The very talented Martin has sent in this superb ‘how to’ on making a train tunnel out of styrofoam:
“Here’s ‘My way’ of making scenic items to place on model railroad tunnels. I produce many different models usually which have some form or rock face, but not all are landscaped the same although I do tend to put plenty of grasses & many bushes on my models.
This project is a single track tunnel entrance designed to fit in the corner of a layout with the track running behind the back scène to a ‘fiddle yard’.
First I use a type of insulation foam which is used to insulate houses, the off cut’s are ideal to make models. (Please excuse my untidy workspace).

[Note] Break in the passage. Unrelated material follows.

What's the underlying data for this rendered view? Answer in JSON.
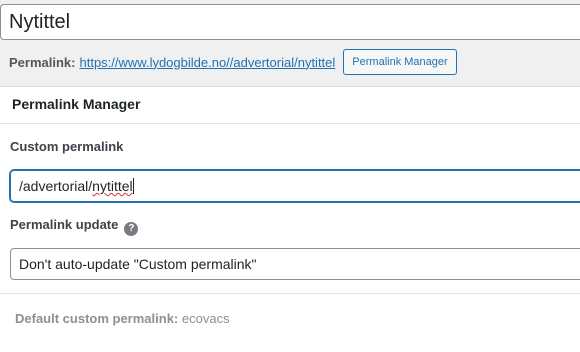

On many occasions I do not use a portal for the train tunnel, but carve my own into the foam, this model I decided to paint a resin postal to use.
The roof of the tunnel was shaped by using a desert spoon.
Once dry, I paint the rocks with a very watery black into the cracks.
Then I use a light emulsion on an almost dry brush to bring out the highlights
The tunnel portal can be then glued onto the foam by using a strong contact adhesive bought from the Poundland shop in the town centre. The model is now ready to
Start applying the landscaping. This is a matter of taste and I vary my models by the use of a variety of types of grasses & bushes. Most of my materials are Woodland Scenics,
Although I do sometimes use other makes. On this model I have chosen to first apply an olive coloured grass onto the rock embankment.
Then I applied a summer ‘Static grass’ by the use of an electric applicator
With short static grass, the static effect of making the grass stand up is not very effective. But when I use 4.5mm & 6mm grass the effect is very lifelike.
The next job is to apply a variety of bushes onto the model, again by PVA glue
All that is left to do then is to give the model a spray of watered down PVA glue (always remember to run some clear water through the spray when you have finished as it can set in the nozzle & ruin the spray for future use). I then sprinkled some Woodland scenics coarse turf onto the summer static grass and a little on the rocks.
I usually add a row of various bushes along the back edge of the model.
That is how I make a train tunnel out of styrofoam, I hope that it gives you some ideas? Whilst this is drying – Here’s one I made earlier where I carved the portal myself.
Martin – I think it’s a suberb model railroad tunnel ‘how to’. Thank you from all of us.
And for those of us not as talented as Martin, don’t forget the Beginner’s Guide where there is lots more stuff like this.
If you’re new to the blog, there are hundreds and hundreds of posts that will help you – but you really do need to jump on the newsletter to see them all.
Here’s a few that may help:
Both of these use tunnel downloads from the printable buildings.
Others, just freestyle all the way – like Peter. You can see how he made his model railroad tunnel here.
Mark also has a very simple and effective way of adding scenery to his tunnels.
His tunnel is made from plaster rather than styrofoam, but the effect is the same, have a look at his pics:
Whatever method you use to make a tunnel for your layout, there is always something very important you should consider.
I see it come up time and time again on the blog – and knowing it can save you a lot of blood, sweat and tears.
It’s this: always make sure you have access to the inside of your tunnel.
You will get derailments in there. You will need to clean the track in there. And somehow, stuff that shouldn’t be in there gets there.
Here’s Ron to elaborate:
“Hi Al, just a couple of pics of the corner tunnel I made on my shed layout, I got the retaining walls on ebay.
I weathered them with my weathering powders in about an hour, really easy to do.
I wanted access to my track for cleaning and maintenance so I bought a couple of those magnetic latches you get for wardrobe doors etc, which works great.
I hope the tip is useful to somebody out there, by the way the whole train tunnel and scenery cost me about $20.00 using scrap timber and scatter etc from my bits box.
Thanks for all the brilliant tips and information from some really great modelers on here.
Of course, with a styrofoam tunnel, you may need to get your thinking cap on.
But however you make your train tunnel, access is really, really important – it doesn’t matter how good your landscaping and scenery is, if your layout doesn’t let you run your trains because of a troublesome tunnel, it will become a real thorn in your side.
If you look at how Gary built his layout up with styrofoam, he made sure he could get inside his tunnels and he really enjoys running his trains. Here’s a pic: